Since that night, I’ve averaged about 1 or 2 full-blown panic attacks per year. They’re still terrifying, but I’ve learned healthy ways to effectively cope with them, and their intensity and frequency are to the point now where I don’t even consider them a problem.
The Physiology of a Panic Attack
As an expression that’s entered our everyday language, having a panic attack can mean different things to different people. Nevertheless, it’s a clinical term with a very specific set of criteria.
Let’s crack open the DSM-5 to get a clear definition:
A panic attack is an abrupt surge of intense fear or intense discomfort that reaches a peak within minutes, and during which time four (or more) of the following symptoms occur:
- Palpitations, pounding heart, or accelerated heart rate.
- Trembling or shaking.
- Sensations of shortness of breath or smothering.
- Feelings of choking.
- Chest pain or discomfort.
- Nausea or abdominal distress.
- Feeling dizzy, unsteady, light-headed, or faint.
- Chills or heat sensations.
- Paresthesias (numbness or tingling sensations).
- Derealization or depersonalization (feelings of detachment from reality or oneself).
- Fear of losing control or “going crazy.”
- Fear of dying.

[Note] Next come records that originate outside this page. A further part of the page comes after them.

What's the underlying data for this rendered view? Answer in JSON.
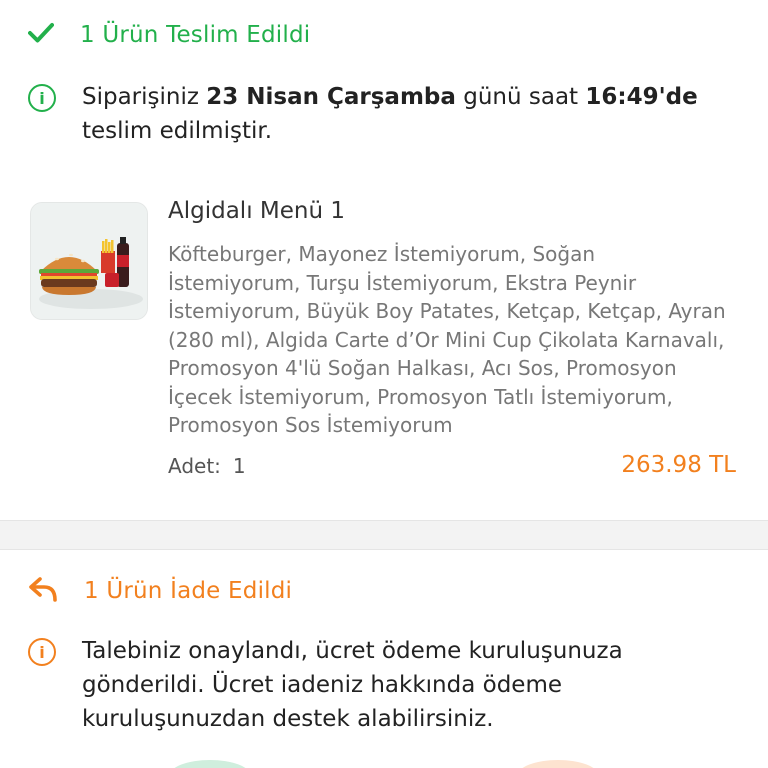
{
  "delivered": {
    "title": "1 Ürün Teslim Edildi",
    "icon": "check-icon",
    "color": "#22b04b"
  },
  "delivery_info": {
    "icon": "info-icon",
    "prefix": "Siparişiniz ",
    "date": "23 Nisan Çarşamba",
    "middle": " günü saat ",
    "time": "16:49'de",
    "suffix": "teslim edilmiştir."
  },
  "product": {
    "name": "Algidalı Menü 1",
    "description": "Köfteburger, Mayonez İstemiyorum, Soğan İstemiyorum, Turşu İstemiyorum, Ekstra Peynir İstemiyorum, Büyük Boy Patates, Ketçap, Ketçap, Ayran (280 ml), Algida Carte d’Or Mini Cup Çikolata Karnavalı, Promosyon 4'lü Soğan Halkası, Acı Sos, Promosyon İçecek İstemiyorum, Promosyon Tatlı İstemiyorum, Promosyon Sos İstemiyorum",
    "qty_label": "Adet:",
    "qty_value": "1",
    "price": "263.98 TL",
    "price_color": "#f2801e"
  },
  "returned": {
    "title": "1 Ürün İade Edildi",
    "icon": "return-arrow-icon",
    "color": "#f2801e",
    "info_icon": "info-icon",
    "info_text": "Talebiniz onaylandı, ücret ödeme kuruluşunuza gönderildi. Ücret iadeniz hakkında ödeme kuruluşunuzdan destek alabilirsiniz."
  }
}
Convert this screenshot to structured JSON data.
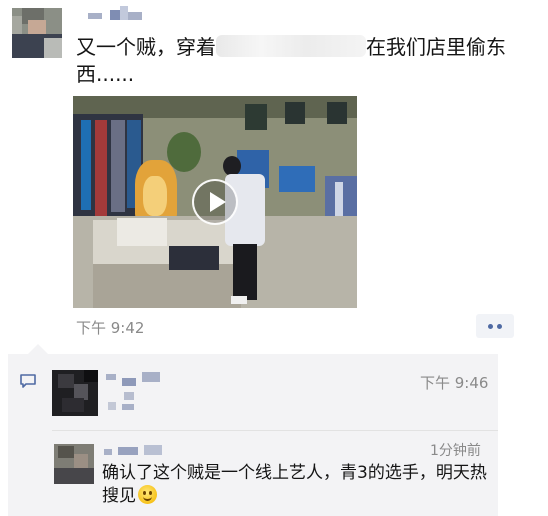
{
  "post": {
    "text_before": "又一个贼，穿着",
    "text_after": "在我们店里偷东西......",
    "time": "下午 9:42"
  },
  "video": {
    "play_icon": "play-icon"
  },
  "more_button": {
    "icon": "more-dots-icon"
  },
  "comments": [
    {
      "time": "下午 9:46",
      "text": ""
    },
    {
      "time": "1分钟前",
      "text": "确认了这个贼是一个线上艺人，青3的选手，明天热搜见"
    }
  ],
  "colors": {
    "link_blue": "#4f6aa3",
    "comment_bg": "#f3f3f5",
    "timestamp": "#8a8a8a"
  }
}
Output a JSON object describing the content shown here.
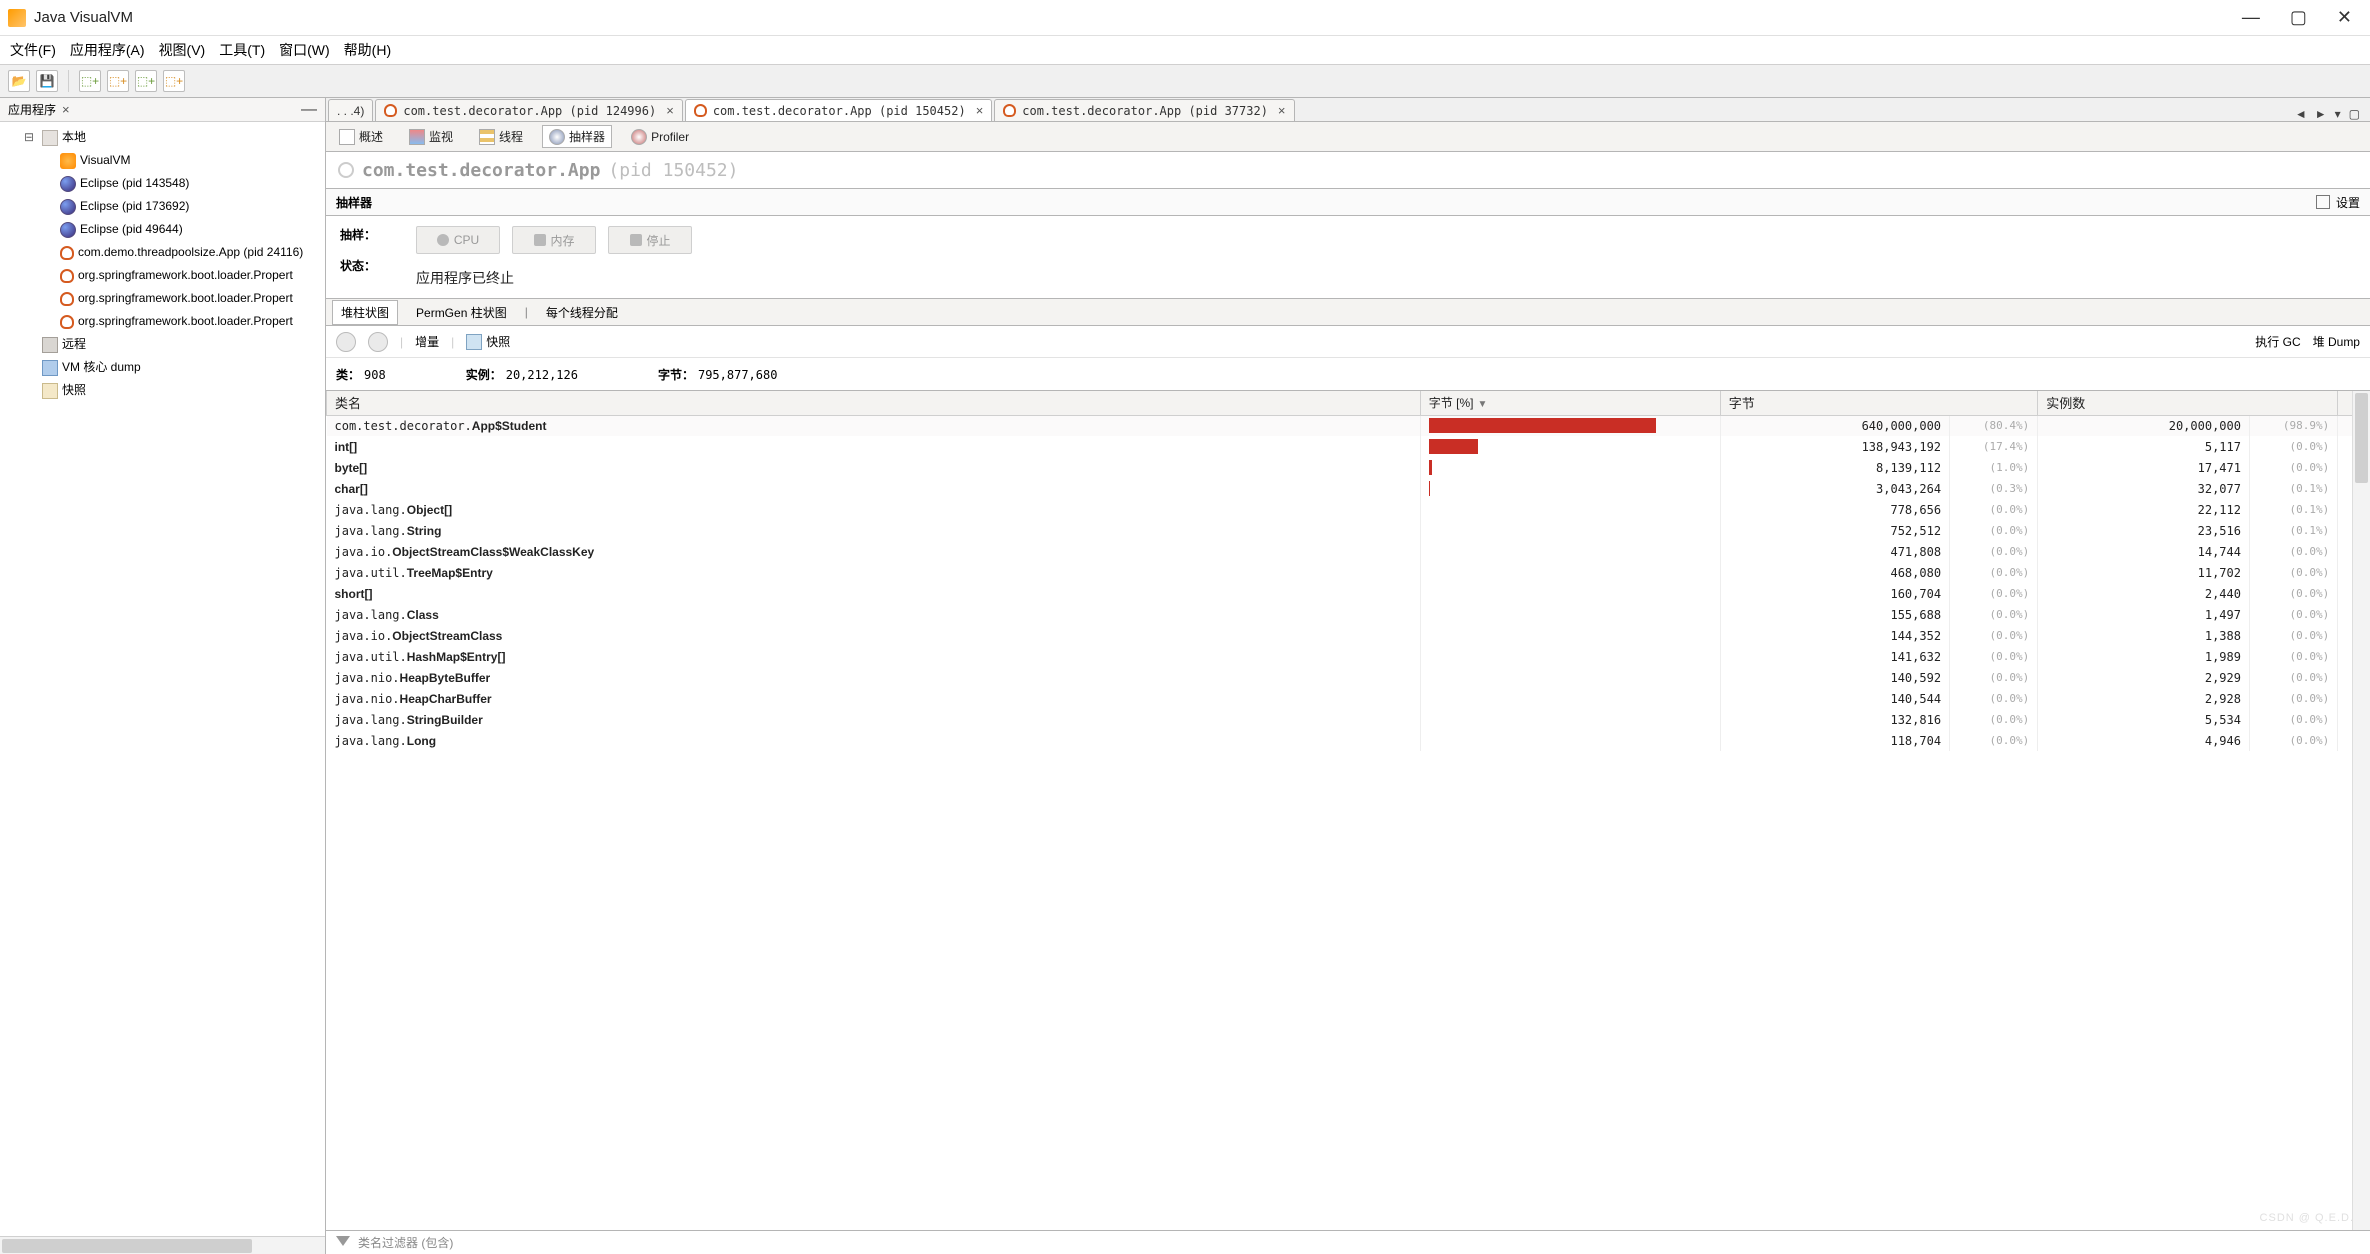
{
  "titlebar": {
    "app_name": "Java VisualVM"
  },
  "menubar": {
    "items": [
      "文件(F)",
      "应用程序(A)",
      "视图(V)",
      "工具(T)",
      "窗口(W)",
      "帮助(H)"
    ]
  },
  "sidebar": {
    "tab_label": "应用程序",
    "nodes": {
      "local": "本地",
      "visualvm": "VisualVM",
      "eclipse1": "Eclipse (pid 143548)",
      "eclipse2": "Eclipse (pid 173692)",
      "eclipse3": "Eclipse (pid 49644)",
      "app_demo": "com.demo.threadpoolsize.App (pid 24116)",
      "spring1": "org.springframework.boot.loader.Propert",
      "spring2": "org.springframework.boot.loader.Propert",
      "spring3": "org.springframework.boot.loader.Propert",
      "remote": "远程",
      "coredump": "VM 核心 dump",
      "snapshot": "快照"
    }
  },
  "doc_tabs": {
    "overflow": ". . .4)",
    "tab1": "com.test.decorator.App (pid 124996)",
    "tab2": "com.test.decorator.App (pid 150452)",
    "tab3": "com.test.decorator.App (pid 37732)"
  },
  "views": {
    "overview": "概述",
    "monitor": "监视",
    "threads": "线程",
    "sampler": "抽样器",
    "profiler": "Profiler"
  },
  "process": {
    "name": "com.test.decorator.App",
    "pid": "(pid 150452)"
  },
  "sampler": {
    "header": "抽样器",
    "settings_label": "设置",
    "sample_label": "抽样：",
    "status_label": "状态：",
    "status_value": "应用程序已终止",
    "btn_cpu": "CPU",
    "btn_mem": "内存",
    "btn_stop": "停止"
  },
  "subtabs": {
    "heap": "堆柱状图",
    "permgen": "PermGen 柱状图",
    "threads": "每个线程分配"
  },
  "toolrow": {
    "delta": "增量",
    "snapshot": "快照",
    "gc": "执行 GC",
    "heapdump": "堆 Dump"
  },
  "stats": {
    "classes_label": "类：",
    "classes": "908",
    "instances_label": "实例：",
    "instances": "20,212,126",
    "bytes_label": "字节：",
    "bytes": "795,877,680"
  },
  "columns": {
    "name": "类名",
    "bytes_pct": "字节 [%]",
    "bytes": "字节",
    "instances": "实例数"
  },
  "rows": [
    {
      "pre": "com.test.decorator.",
      "b": "App$Student",
      "bar": 80.4,
      "bytes": "640,000,000",
      "bpct": "(80.4%)",
      "inst": "20,000,000",
      "ipct": "(98.9%)"
    },
    {
      "pre": "",
      "b": "int[]",
      "bar": 17.4,
      "bytes": "138,943,192",
      "bpct": "(17.4%)",
      "inst": "5,117",
      "ipct": "(0.0%)"
    },
    {
      "pre": "",
      "b": "byte[]",
      "bar": 1.0,
      "bytes": "8,139,112",
      "bpct": "(1.0%)",
      "inst": "17,471",
      "ipct": "(0.0%)"
    },
    {
      "pre": "",
      "b": "char[]",
      "bar": 0.3,
      "bytes": "3,043,264",
      "bpct": "(0.3%)",
      "inst": "32,077",
      "ipct": "(0.1%)"
    },
    {
      "pre": "java.lang.",
      "b": "Object[]",
      "bar": 0,
      "bytes": "778,656",
      "bpct": "(0.0%)",
      "inst": "22,112",
      "ipct": "(0.1%)"
    },
    {
      "pre": "java.lang.",
      "b": "String",
      "bar": 0,
      "bytes": "752,512",
      "bpct": "(0.0%)",
      "inst": "23,516",
      "ipct": "(0.1%)"
    },
    {
      "pre": "java.io.",
      "b": "ObjectStreamClass$WeakClassKey",
      "bar": 0,
      "bytes": "471,808",
      "bpct": "(0.0%)",
      "inst": "14,744",
      "ipct": "(0.0%)"
    },
    {
      "pre": "java.util.",
      "b": "TreeMap$Entry",
      "bar": 0,
      "bytes": "468,080",
      "bpct": "(0.0%)",
      "inst": "11,702",
      "ipct": "(0.0%)"
    },
    {
      "pre": "",
      "b": "short[]",
      "bar": 0,
      "bytes": "160,704",
      "bpct": "(0.0%)",
      "inst": "2,440",
      "ipct": "(0.0%)"
    },
    {
      "pre": "java.lang.",
      "b": "Class",
      "bar": 0,
      "bytes": "155,688",
      "bpct": "(0.0%)",
      "inst": "1,497",
      "ipct": "(0.0%)"
    },
    {
      "pre": "java.io.",
      "b": "ObjectStreamClass",
      "bar": 0,
      "bytes": "144,352",
      "bpct": "(0.0%)",
      "inst": "1,388",
      "ipct": "(0.0%)"
    },
    {
      "pre": "java.util.",
      "b": "HashMap$Entry[]",
      "bar": 0,
      "bytes": "141,632",
      "bpct": "(0.0%)",
      "inst": "1,989",
      "ipct": "(0.0%)"
    },
    {
      "pre": "java.nio.",
      "b": "HeapByteBuffer",
      "bar": 0,
      "bytes": "140,592",
      "bpct": "(0.0%)",
      "inst": "2,929",
      "ipct": "(0.0%)"
    },
    {
      "pre": "java.nio.",
      "b": "HeapCharBuffer",
      "bar": 0,
      "bytes": "140,544",
      "bpct": "(0.0%)",
      "inst": "2,928",
      "ipct": "(0.0%)"
    },
    {
      "pre": "java.lang.",
      "b": "StringBuilder",
      "bar": 0,
      "bytes": "132,816",
      "bpct": "(0.0%)",
      "inst": "5,534",
      "ipct": "(0.0%)"
    },
    {
      "pre": "java.lang.",
      "b": "Long",
      "bar": 0,
      "bytes": "118,704",
      "bpct": "(0.0%)",
      "inst": "4,946",
      "ipct": "(0.0%)"
    }
  ],
  "filter": {
    "placeholder": "类名过滤器 (包含)"
  },
  "watermark": "CSDN @ Q.E.D."
}
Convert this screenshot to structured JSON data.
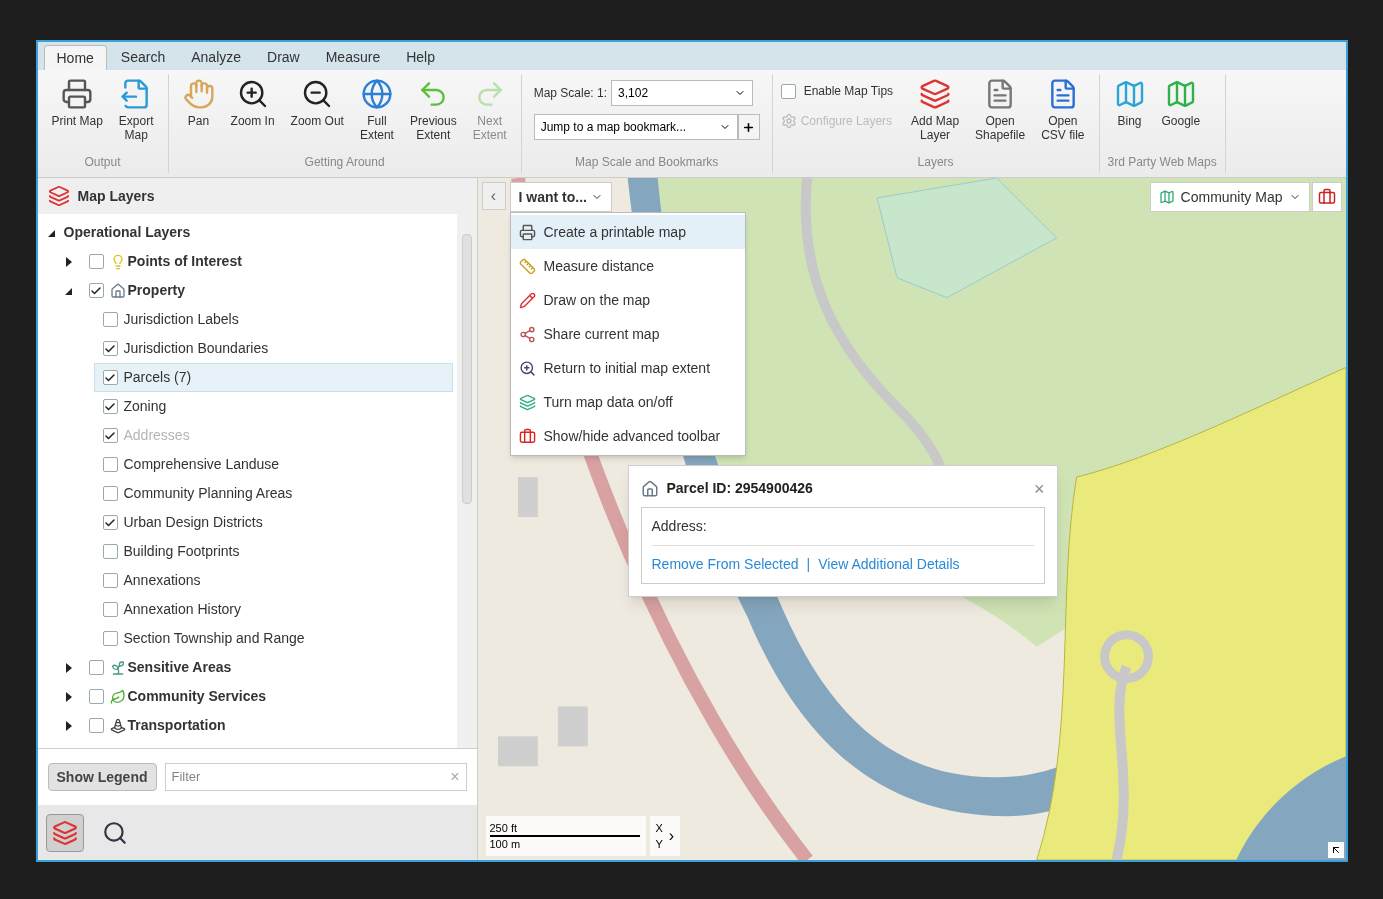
{
  "tabs": [
    {
      "label": "Home",
      "selected": true
    },
    {
      "label": "Search",
      "selected": false
    },
    {
      "label": "Analyze",
      "selected": false
    },
    {
      "label": "Draw",
      "selected": false
    },
    {
      "label": "Measure",
      "selected": false
    },
    {
      "label": "Help",
      "selected": false
    }
  ],
  "ribbon": {
    "groups": [
      {
        "kind": "buttons",
        "title": "Output",
        "buttons": [
          {
            "label": "Print Map",
            "disabled": false
          },
          {
            "label": "Export\nMap",
            "disabled": false
          }
        ]
      },
      {
        "kind": "buttons",
        "title": "Getting Around",
        "buttons": [
          {
            "label": "Pan",
            "disabled": false
          },
          {
            "label": "Zoom In",
            "disabled": false
          },
          {
            "label": "Zoom Out",
            "disabled": false
          },
          {
            "label": "Full\nExtent",
            "disabled": false
          },
          {
            "label": "Previous\nExtent",
            "disabled": false
          },
          {
            "label": "Next\nExtent",
            "disabled": true
          }
        ]
      },
      {
        "kind": "scale",
        "title": "Map Scale and Bookmarks",
        "scale_label": "Map Scale: 1:",
        "scale_value": "3,102",
        "bookmark_value": "Jump to a map bookmark..."
      },
      {
        "kind": "layers",
        "title": "Layers",
        "map_tips": {
          "label": "Enable Map Tips",
          "checked": false
        },
        "configure": {
          "label": "Configure Layers",
          "disabled": true
        },
        "buttons": [
          {
            "label": "Add Map\nLayer",
            "disabled": false
          },
          {
            "label": "Open\nShapefile",
            "disabled": false
          },
          {
            "label": "Open\nCSV file",
            "disabled": false
          }
        ]
      },
      {
        "kind": "buttons",
        "title": "3rd Party Web Maps",
        "buttons": [
          {
            "label": "Bing",
            "disabled": false
          },
          {
            "label": "Google",
            "disabled": false
          }
        ]
      }
    ]
  },
  "layers": {
    "title": "Map Layers",
    "tree": {
      "label": "Operational Layers",
      "expanded": true,
      "children": [
        {
          "label": "Points of Interest",
          "expanded": false,
          "checked": false,
          "selected": false,
          "disabled": false
        },
        {
          "label": "Property",
          "expanded": true,
          "checked": true,
          "selected": false,
          "disabled": false,
          "children": [
            {
              "label": "Jurisdiction Labels",
              "checked": false,
              "selected": false,
              "disabled": false
            },
            {
              "label": "Jurisdiction Boundaries",
              "checked": true,
              "selected": false,
              "disabled": false
            },
            {
              "label": "Parcels (7)",
              "checked": true,
              "selected": true,
              "disabled": false
            },
            {
              "label": "Zoning",
              "checked": true,
              "selected": false,
              "disabled": false
            },
            {
              "label": "Addresses",
              "checked": true,
              "selected": false,
              "disabled": true
            },
            {
              "label": "Comprehensive Landuse",
              "checked": false,
              "selected": false,
              "disabled": false
            },
            {
              "label": "Community Planning Areas",
              "checked": false,
              "selected": false,
              "disabled": false
            },
            {
              "label": "Urban Design Districts",
              "checked": true,
              "selected": false,
              "disabled": false
            },
            {
              "label": "Building Footprints",
              "checked": false,
              "selected": false,
              "disabled": false
            },
            {
              "label": "Annexations",
              "checked": false,
              "selected": false,
              "disabled": false
            },
            {
              "label": "Annexation History",
              "checked": false,
              "selected": false,
              "disabled": false
            },
            {
              "label": "Section Township and Range",
              "checked": false,
              "selected": false,
              "disabled": false
            }
          ]
        },
        {
          "label": "Sensitive Areas",
          "expanded": false,
          "checked": false,
          "selected": false,
          "disabled": false
        },
        {
          "label": "Community Services",
          "expanded": false,
          "checked": false,
          "selected": false,
          "disabled": false
        },
        {
          "label": "Transportation",
          "expanded": false,
          "checked": false,
          "selected": false,
          "disabled": false
        }
      ]
    },
    "legend_button": "Show Legend",
    "filter_placeholder": "Filter",
    "filter_clear": "×"
  },
  "bottom_tabs": [
    {
      "selected": true
    },
    {
      "selected": false
    }
  ],
  "map": {
    "back": "‹",
    "menu_button": "I want to...",
    "menu": [
      {
        "label": "Create a printable map",
        "selected": true
      },
      {
        "label": "Measure distance",
        "selected": false
      },
      {
        "label": "Draw on the map",
        "selected": false
      },
      {
        "label": "Share current map",
        "selected": false
      },
      {
        "label": "Return to initial map extent",
        "selected": false
      },
      {
        "label": "Turn map data on/off",
        "selected": false
      },
      {
        "label": "Show/hide advanced toolbar",
        "selected": false
      }
    ],
    "basemap": "Community Map",
    "popup": {
      "title": "Parcel ID: 2954900426",
      "close": "×",
      "address_label": "Address:",
      "links": [
        "Remove From Selected",
        "View Additional Details"
      ],
      "separator": "|"
    },
    "scale": {
      "feet": "250 ft",
      "meters": "100 m",
      "x": "X",
      "y": "Y",
      "arrow": "›"
    }
  }
}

For those of you who’ve lived through a panic attack, you don’t need a dry list of symptoms to understand that wet, visceral fear — the kind of fear that might keep you alive in the face of actual danger, but absent any threat, can cripple you with physical symptoms that are terrifyingly real.
When I woke up in the midst of a full-blown panic attack, my sympathetic nervous system had already triggered my fight-or-flight response. Though it acted with the best of intentions, I had been betrayed by my own brain, specifically, a little almond shaped cluster of nerves called the amygdala.
The amygdala is the brain’s throbbing hub of fear and aggression, so it’s no surprise that this primal cluster of nerves is closely associated with the pathogenesis of panic attacks.*
The ultimate irony is that our amygdalae want to keep us safe. Their processes are specifically designed to keep us out of danger, but when they’re falsely cued by an emotional or environmental trigger —something you see, smell, hear, taste, or feel — a cascading chain of hormonal and physiological reactions lead to an attack of irrational and uncontrollable panic.
Seeking Treatment for Panic Attacks
People seeking treatment for panic attacks often want to jump right to medication. Selective serotonin reuptake inhibitors (SSRIs), for example, are frequently prescribed for people who suffer from persistent panic attacks and anxiety. Benzodiazepines are occasionally prescribed to manage acute symptoms.
Useful though it may be, medication has its limits, and only psychotherapy can address the underlying behavioral and psychological triggers that ramp up a threat response into a full-blown panic attack.
I highly recommend you watch this video about therapy and panic attacks. It’s good stuff.
The first time I went to see a therapist was for help with my panic disorder, and while my underlying causes were different than the ones in the video, the process itself was remarkably similar.
As a psychotherapist who knows all too well what it feels like to experience the crippling terror of a panic attack, I have unique understanding of what my clients are going through when they seek treatment for panic attacks and panic disorder.
If you live in Tennessee and would like to discuss your therapeutic options for dealing with panic attacks, feel free to contact me. I’m more than happy to discuss them with you.
Here’s a cocktail party fun-fact: the amygdala is also associated with right-wing politics. A 2011 study correlated political orientation with brain structure, so if you’ve ever wondered why conservative politics are so fear-based while liberal politics are more fact-based, it’s because liberalism is associated with increased gray matter, whereas conservatism is associated with increased amygdala size. One might say that millions of swollen amygdalae — and a collective lack of grey matter — are directly responsible for Donald Trump’s presidency.